Together with the rarest of rare 44.55-carat conch pearl ring featured earlier, Morris recently designed the spectacular necklace above, which is currently for sale at the jeweller’s newly opened boutique in Paris. “It was a labour of pure love as I collected these conch pearls over a seven-year period. The necklace is complemented by a pair of conch pearl and white diamond earrings. I am proud to say that we have the best selection of conch pearls on Bond Street.”
India’s Bina Goenka has created several beautiful pieces of high jewellery recently showcasing conch pearls. The cuff below is set with conch pearls in a wide variety of shapes and colours, from beige to golden to pink. Listen in as Goenka discusses the many different shades conch pearls come in:

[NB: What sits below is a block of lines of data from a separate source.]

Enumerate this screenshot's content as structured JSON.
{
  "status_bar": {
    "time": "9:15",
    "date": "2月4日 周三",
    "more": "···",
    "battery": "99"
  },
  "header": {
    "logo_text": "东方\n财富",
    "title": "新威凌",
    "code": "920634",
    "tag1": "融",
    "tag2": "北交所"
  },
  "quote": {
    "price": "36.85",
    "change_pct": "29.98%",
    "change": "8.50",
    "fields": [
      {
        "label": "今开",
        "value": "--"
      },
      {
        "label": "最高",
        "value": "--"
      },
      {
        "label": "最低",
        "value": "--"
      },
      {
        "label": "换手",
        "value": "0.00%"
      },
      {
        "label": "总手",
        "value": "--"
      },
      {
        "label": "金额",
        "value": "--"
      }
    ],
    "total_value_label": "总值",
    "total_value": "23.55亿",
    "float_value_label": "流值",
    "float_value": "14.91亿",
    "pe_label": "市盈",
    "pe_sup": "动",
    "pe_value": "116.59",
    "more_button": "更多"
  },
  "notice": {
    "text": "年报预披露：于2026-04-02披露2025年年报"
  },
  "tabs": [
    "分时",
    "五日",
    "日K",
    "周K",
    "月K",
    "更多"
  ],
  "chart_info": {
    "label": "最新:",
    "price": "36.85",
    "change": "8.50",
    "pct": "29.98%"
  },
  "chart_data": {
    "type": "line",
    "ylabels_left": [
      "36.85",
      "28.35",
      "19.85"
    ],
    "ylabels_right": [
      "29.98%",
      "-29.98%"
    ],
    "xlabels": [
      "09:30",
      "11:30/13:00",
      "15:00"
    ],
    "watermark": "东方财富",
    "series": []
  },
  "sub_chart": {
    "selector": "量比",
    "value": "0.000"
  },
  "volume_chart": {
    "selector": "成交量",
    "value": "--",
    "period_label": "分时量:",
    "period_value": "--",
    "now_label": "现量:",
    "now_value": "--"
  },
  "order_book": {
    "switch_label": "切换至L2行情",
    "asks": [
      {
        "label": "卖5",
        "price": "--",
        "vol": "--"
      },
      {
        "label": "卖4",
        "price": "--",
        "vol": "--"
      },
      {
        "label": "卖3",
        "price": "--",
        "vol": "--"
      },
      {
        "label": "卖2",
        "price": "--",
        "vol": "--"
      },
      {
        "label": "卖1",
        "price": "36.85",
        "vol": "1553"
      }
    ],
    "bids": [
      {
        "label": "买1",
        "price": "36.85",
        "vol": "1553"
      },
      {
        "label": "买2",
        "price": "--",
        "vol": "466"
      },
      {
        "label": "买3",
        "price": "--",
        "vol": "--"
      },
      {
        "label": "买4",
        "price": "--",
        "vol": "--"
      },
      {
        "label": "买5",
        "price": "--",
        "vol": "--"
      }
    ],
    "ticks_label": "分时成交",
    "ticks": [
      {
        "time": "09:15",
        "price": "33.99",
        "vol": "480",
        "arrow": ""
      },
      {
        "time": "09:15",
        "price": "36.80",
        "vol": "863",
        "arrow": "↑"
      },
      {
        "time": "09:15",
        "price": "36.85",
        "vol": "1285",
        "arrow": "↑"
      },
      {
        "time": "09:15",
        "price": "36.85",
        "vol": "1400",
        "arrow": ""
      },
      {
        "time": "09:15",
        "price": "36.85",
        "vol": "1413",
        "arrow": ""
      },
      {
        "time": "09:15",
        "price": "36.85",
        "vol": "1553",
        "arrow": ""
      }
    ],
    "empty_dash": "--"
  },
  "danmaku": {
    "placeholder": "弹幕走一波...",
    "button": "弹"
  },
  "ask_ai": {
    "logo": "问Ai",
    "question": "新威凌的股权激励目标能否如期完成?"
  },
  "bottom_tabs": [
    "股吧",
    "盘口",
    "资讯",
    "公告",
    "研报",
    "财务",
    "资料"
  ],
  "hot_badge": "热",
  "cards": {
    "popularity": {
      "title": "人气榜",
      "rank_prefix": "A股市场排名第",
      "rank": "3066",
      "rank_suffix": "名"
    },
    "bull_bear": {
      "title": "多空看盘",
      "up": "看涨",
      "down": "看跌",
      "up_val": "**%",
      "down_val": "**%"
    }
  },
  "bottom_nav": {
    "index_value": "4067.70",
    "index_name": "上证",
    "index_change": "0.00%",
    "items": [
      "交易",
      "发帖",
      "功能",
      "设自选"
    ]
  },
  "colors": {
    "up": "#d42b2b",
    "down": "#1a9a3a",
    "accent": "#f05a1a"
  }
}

Very few of the pearls are a perfect oval shape or pink in colour, yet this piece is still very significant. Goenka explains: “To find a good-quality pearl that is striking pink with a strong flame structure, an even shape and good size is almost impossible. Only one pearl meeting that criteria may be retrieved from 200 tonnes of shell mass. There is never any guarantee and that’s how a single good-quality conch pearl commands such a high price. When you have multiple conch pearls, it is considered a collector’s collection because to achieve that is near impossible.”
London-based jeweller Sarah Ho also has a passion for conch pearls, which she has been researching, and searching for, for the past five years. She loves them for their rarity and because each is formed as nature intended. “They are all unique and the variety of colours and shapes is so appealing,” explains Ho, whose first conch pearl creation, a pair of Couture Paradis earrings, quickly became her signature piece.
Her new Hidden Garden collection includes the spectacular Persica suite of jewels, above, set with conch pearls in many shades of pink, some of which are triangular shaped. “I look for the individual colours, from pastels to vivid pink, affectionately known as ‘tutti frutti’”, explains Ho. “The triangular conch pearls used in the Persica necklace are exceptionally rare and took me over two years to collect. This makes the Persica suite a complete one-off.”
Though pink conch pearls are most commonly seen in jewellery, other colours can also make for spectacular and highly unusual creations. In 1995, Hemmerle created the naturalistic Tarantula brooch, below. The abdomen of the venomous spider was recreated using a 111.76-carat dark-brown conch pearl – one of the largest and rarest ever found.
When to wear your conch pearl jewellery
A word of advice before you take the plunge and buy a piece of conch pearl jewellery. Known as the night gem, conch pearls are prone to fading with prolonged exposure to sunlight. So while you may be tempted to wear your conch pearls all the time, it is advisable to keep them primarily for evening or occasional wear.